Anyone who has struggled with an addiction will tell you that addictions are very difficult to beat. Even those who desperately want to quit may go to rehab multiple times before succeeding.
For over three decades, neurofeedback successfully helped reduce cravings and resolve any underlying issues that may be driving addictive behavior. In a 1989 study of veterans with PTSD and alcohol use disorder, 80% of clients were able to remain sober for at least 18 months. Most of the clients also were able to eliminate their PTSD symptoms. ...continue reading →
Mental health providers and other professionals often talk about a child or adult's "dysregulation" and "self-regulation," but these terms are often left undefined. A 2017 summary and the 2015 report from the U.S. Department of Health and Human Services help define self-regulation and show the complex social, biological, and environmental factors involved in development of self-regulation.
The summary defines self-regulation as "the act of managing one’s thoughts and feelings to engage in goal-directed actions such as organizing behavior, controlling impulses, and solving problems constructively."
Being able to self-regulate helps us succeed in many aspects of life, including creating satisfying relationships, tolerating difficulty, prospering in school and work, managing finances, and maintaining physical and mental health. Self-regulation is a critical life skill.
Self-regulation depends not only on the individual child or adult's biology and actions, but also on the contributions of parents, teachers, other mentors, as well as conditions in the neighborhood to global environments. As a community, we all play a role in each child's development of self-regulation. Likewise, we all can play a role in helping each other repair missed developmental steps.
When we see poor self-regulation in ourselves or another individual, it helps to remember that as children we do not have much control over whether we learn self-regulation.
Although learning self-regulation is probably easier as a child, humans have the ability to achieve self-regulation at any age, whether through healthy relationships, psychotherapy, or neurofeedback. A large part of my therapeutic work is helping individuals of all ages learn how to self-regulate.
Therapeutic farms use work in a natural environment to improve mental health.
Did you know that the State of Maryland was actually an innovator in this approach over a century ago?
In the 1970s I spent a summer working with older men at the Springfield State Hospital in Sykesville, MD. Long before Springfield was a mental institution, it was an estate and working farm, originally developed as the dowry for the daughter of a wealthy Baltimorean, William Patterson. His daughter was intended to marry Napoleon Bonaparte's brother, Jerome Bonaparte, although the marriage was later blocked by Napoleon.
In 1896, the State of Maryland transformed Springfield into a mental institution. Springfield was intended as an advance, using a more humane medical model for care instead of the prior practice of housing the "insane" in almshouses and poor farms ...continue reading →
Work and intensive contact with nature can help people recover from psychotic disorders, sometimes completely.
Maryland was an innovator in this approach over a century ago. The state abandoned this model, perhaps due to the public's fluctuating concern for the mentally ill and unwillingness to fund treatment programs.

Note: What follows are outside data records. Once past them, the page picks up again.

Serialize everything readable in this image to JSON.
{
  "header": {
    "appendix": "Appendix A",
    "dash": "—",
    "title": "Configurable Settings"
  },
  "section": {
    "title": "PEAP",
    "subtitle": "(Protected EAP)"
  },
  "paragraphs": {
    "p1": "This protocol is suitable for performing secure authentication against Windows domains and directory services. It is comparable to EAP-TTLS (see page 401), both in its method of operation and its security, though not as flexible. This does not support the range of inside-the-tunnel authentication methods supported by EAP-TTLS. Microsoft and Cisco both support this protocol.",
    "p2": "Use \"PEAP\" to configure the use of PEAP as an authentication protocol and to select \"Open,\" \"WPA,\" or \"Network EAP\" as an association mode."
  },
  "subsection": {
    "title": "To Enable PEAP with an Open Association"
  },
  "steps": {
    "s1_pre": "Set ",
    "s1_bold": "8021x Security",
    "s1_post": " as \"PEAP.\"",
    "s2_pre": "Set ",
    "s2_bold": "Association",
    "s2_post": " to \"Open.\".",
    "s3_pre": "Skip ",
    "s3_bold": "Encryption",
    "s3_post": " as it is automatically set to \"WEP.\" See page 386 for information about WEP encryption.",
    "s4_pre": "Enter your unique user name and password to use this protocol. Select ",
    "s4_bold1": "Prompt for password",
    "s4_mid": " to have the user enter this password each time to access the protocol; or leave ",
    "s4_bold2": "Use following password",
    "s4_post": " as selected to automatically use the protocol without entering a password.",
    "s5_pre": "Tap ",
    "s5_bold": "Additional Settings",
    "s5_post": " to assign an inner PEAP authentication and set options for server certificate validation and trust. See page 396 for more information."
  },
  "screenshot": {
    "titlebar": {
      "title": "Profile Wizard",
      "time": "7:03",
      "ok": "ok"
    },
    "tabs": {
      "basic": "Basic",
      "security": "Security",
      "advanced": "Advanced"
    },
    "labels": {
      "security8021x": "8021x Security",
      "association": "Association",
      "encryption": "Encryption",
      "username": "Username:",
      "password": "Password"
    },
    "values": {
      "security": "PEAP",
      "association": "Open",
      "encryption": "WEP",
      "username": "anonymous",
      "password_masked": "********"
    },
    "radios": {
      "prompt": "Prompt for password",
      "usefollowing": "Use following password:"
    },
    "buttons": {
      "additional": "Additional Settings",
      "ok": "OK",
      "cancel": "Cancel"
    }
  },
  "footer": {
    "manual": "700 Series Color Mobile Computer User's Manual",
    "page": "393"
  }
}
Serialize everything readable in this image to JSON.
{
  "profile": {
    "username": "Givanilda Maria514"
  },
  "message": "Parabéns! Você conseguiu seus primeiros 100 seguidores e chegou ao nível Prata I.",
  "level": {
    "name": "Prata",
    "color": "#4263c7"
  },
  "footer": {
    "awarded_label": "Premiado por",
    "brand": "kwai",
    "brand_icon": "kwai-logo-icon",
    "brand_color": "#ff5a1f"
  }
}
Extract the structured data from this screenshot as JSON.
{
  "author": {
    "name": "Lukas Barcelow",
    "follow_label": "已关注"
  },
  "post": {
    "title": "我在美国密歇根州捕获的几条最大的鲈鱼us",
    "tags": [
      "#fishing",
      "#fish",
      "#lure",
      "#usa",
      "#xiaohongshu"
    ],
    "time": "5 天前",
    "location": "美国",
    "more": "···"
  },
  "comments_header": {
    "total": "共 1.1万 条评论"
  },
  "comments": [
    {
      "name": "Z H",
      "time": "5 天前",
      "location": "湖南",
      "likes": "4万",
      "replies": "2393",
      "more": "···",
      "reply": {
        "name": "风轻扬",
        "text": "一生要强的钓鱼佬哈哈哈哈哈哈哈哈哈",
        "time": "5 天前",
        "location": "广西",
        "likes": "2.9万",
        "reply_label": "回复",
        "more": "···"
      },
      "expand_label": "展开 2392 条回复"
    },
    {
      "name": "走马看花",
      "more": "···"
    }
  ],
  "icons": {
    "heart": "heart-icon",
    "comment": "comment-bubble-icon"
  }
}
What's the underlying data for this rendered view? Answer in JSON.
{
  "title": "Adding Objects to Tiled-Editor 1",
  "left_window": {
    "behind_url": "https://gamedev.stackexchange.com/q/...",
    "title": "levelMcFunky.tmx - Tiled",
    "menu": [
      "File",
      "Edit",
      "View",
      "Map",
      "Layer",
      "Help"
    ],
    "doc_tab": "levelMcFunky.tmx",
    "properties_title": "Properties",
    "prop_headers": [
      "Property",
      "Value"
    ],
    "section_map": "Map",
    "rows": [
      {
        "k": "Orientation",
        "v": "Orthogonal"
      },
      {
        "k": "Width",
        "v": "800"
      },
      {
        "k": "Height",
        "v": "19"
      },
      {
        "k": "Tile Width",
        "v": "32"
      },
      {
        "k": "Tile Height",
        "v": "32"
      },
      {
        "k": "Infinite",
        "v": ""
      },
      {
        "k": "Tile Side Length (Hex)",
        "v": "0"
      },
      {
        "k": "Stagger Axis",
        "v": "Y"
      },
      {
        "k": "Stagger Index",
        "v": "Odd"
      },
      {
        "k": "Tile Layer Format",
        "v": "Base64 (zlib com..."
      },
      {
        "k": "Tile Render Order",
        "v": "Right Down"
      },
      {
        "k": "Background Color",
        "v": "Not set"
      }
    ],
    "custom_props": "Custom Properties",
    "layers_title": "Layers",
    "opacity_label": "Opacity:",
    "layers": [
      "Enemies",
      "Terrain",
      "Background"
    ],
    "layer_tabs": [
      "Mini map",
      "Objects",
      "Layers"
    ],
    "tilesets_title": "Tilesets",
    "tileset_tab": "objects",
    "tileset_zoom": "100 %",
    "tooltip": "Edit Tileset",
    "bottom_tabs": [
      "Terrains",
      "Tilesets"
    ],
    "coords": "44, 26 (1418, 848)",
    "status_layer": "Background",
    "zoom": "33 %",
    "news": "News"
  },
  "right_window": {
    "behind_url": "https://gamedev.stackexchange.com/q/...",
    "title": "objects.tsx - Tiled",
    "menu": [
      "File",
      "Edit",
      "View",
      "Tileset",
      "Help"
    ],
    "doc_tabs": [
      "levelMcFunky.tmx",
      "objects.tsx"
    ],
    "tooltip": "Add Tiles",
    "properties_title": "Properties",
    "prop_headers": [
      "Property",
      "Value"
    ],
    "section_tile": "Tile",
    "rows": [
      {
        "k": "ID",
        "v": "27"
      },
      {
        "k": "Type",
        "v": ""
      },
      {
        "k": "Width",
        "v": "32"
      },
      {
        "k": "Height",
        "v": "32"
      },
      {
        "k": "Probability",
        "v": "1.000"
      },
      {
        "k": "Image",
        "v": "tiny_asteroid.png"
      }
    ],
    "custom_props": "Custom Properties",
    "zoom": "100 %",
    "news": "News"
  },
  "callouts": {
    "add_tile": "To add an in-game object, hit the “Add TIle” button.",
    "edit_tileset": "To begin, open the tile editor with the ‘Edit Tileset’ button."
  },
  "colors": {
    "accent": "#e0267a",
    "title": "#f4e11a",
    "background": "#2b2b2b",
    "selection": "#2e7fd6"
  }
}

Eventually Maryland's mental institutions were better known for abuse and overcrowding.
Therapeutic farms are making a comeback. In the US, the Hopewell Community is having positive outcomes with its therapeutic farm community by using work and contact with nature as a means to improving social skills, emotional self-regulation, and consistent medication use. ...continue reading →
Attention-deficit/hyperactivity disorder (ADHD) and attention deficit disorder (ADD) are common issues for both children and adults. Symptoms may include:
narrow focus on the present moment
lack of attention to details
lack of body awareness and control
prone to distraction
failure to consider the consequences of behavior
difficulty with organization
difficulty with sustained projects and following through with chores
frequent fidgeting or squirming
very active, difficulty sitting still
blurting out answers, not waiting their turn
Individuals with ADHD/ADD often perform poorly in school and in the workplace, even though they may be highly intelligent and creative. These attention issues are often inherited, with the condition appearing in multiple generations of the family.
The most common treatment for ADHD/ADD is medication, but when the medications are stopped, the condition returns. Neurofeedback can be a highly effective alternative because it allows the areas of the brain that control arousal and focus to learn how to self-regulate. Neurofeedback can improve school, sport, and work performance, as well as social skills and self esteem. Unlike medication, the effects of neurofeedback training are often lasting, although occasional "touch-ups" are sometimes necessary in order to maintain the progress.
In this video, a boy who had ADHD describes his experiences before and after training with neurofeedback.
Contact me, if you're wondering whether you or your child might benefit from neurofeedback brain training.